References Used but Not Linked

Burger IH, Anderson RS, Holme DW. Nutritional factors affecting water balance in the dog and cat. In: Nutrition of the Dog and Cat. Editor: RS Anderson. Pergamon Press, Oxford. 1980, pages 145-156

Gaskell, C. J. (1985) Feline urological syndrome: a United Kingdom perspective. Feline Medicine: Proc. Seminar Eastern States Veterinary Conference, Orlando, pp. 27–32. Veterinary Learning Systems, NJ.

O’Neill, D.G., Elliott, J., Church, D. B., McGreevy, P.D., Thomson, P.C. and Brodbelt, D.C. (2013). Chronic Kidney Disease in Dogs in UK Veterinary Practices: Prevalence, Risk Factors, and SurvivalJournal of Veterinary Internal Medicine, 27:814–821

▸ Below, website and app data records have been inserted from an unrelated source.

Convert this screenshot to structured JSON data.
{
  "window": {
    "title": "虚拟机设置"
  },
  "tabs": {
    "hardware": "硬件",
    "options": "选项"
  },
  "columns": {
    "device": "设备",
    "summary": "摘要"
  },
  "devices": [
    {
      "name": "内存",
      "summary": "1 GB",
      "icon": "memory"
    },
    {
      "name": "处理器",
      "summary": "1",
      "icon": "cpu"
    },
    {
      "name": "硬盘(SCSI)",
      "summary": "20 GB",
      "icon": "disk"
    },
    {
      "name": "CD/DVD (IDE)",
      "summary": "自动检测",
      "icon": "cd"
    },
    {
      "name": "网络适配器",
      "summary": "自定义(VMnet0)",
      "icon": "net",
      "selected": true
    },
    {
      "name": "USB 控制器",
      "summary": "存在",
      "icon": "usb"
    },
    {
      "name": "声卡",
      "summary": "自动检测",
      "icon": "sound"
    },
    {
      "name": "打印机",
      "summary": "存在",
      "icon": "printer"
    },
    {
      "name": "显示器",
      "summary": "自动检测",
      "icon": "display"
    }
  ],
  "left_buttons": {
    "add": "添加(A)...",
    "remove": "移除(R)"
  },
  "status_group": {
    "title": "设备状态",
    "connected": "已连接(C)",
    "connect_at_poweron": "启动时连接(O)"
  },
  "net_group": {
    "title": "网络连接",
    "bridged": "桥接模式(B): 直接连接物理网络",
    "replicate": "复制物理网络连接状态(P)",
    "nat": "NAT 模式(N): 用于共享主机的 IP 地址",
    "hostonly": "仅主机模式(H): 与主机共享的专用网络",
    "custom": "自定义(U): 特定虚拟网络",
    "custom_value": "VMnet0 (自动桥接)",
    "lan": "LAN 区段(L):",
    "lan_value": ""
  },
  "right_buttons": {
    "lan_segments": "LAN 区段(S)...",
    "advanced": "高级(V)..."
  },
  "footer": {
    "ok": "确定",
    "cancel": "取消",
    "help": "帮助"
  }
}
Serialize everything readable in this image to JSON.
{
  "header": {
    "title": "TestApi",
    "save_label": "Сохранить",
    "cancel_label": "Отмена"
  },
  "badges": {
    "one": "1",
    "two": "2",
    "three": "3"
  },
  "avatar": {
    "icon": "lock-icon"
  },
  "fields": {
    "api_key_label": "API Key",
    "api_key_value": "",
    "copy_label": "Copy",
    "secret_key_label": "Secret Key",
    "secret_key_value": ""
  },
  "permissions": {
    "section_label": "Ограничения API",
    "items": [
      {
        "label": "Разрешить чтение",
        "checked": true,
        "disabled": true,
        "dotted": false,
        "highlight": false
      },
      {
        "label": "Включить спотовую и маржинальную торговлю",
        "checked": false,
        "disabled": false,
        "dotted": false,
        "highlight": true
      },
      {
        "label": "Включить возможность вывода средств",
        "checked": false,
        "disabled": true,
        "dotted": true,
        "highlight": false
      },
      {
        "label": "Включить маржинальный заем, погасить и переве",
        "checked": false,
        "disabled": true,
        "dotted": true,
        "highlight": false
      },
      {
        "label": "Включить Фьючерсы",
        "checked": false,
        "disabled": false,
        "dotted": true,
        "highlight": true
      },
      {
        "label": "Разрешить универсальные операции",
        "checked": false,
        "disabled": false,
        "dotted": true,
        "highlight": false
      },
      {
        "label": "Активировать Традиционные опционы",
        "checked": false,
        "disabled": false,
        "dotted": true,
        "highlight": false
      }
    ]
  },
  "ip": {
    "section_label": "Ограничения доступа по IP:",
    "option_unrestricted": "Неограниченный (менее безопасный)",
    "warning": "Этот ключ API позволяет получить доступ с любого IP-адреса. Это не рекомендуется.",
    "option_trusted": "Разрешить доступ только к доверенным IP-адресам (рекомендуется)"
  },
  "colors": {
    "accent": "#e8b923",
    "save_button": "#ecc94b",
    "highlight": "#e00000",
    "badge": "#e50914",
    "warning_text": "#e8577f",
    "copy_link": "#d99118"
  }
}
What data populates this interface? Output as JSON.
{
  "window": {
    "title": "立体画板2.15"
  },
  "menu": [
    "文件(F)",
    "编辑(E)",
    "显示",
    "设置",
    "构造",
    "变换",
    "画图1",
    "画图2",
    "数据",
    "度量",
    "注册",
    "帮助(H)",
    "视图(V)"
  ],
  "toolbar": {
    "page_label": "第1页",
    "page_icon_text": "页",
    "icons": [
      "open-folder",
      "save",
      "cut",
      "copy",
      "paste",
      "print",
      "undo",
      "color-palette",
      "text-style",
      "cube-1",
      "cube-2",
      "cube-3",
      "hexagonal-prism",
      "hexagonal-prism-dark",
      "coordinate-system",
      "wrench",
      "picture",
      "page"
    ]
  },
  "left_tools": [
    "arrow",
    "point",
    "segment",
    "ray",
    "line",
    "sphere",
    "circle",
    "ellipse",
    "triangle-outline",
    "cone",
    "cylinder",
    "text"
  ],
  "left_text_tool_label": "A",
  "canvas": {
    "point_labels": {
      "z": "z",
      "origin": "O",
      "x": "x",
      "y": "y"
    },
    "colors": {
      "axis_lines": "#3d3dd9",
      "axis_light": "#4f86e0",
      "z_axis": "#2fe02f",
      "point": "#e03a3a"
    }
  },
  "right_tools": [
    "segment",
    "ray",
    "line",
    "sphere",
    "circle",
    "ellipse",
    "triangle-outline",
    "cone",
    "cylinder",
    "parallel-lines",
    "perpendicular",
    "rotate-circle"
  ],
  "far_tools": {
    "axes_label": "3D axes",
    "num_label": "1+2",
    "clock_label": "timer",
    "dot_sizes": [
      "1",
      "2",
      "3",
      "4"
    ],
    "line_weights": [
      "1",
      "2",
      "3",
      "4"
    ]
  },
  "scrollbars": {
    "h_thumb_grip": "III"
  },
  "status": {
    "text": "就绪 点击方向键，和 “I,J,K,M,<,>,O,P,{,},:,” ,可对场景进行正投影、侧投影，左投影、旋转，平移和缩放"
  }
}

Sosnar, M. (2003). Retrospective study of renal failure in dogs and cats admitted to University of Veterinary and Pharmaceutical Sciences Brno during 1999–2001. Acta Veterinaria Brno, 72:593–598.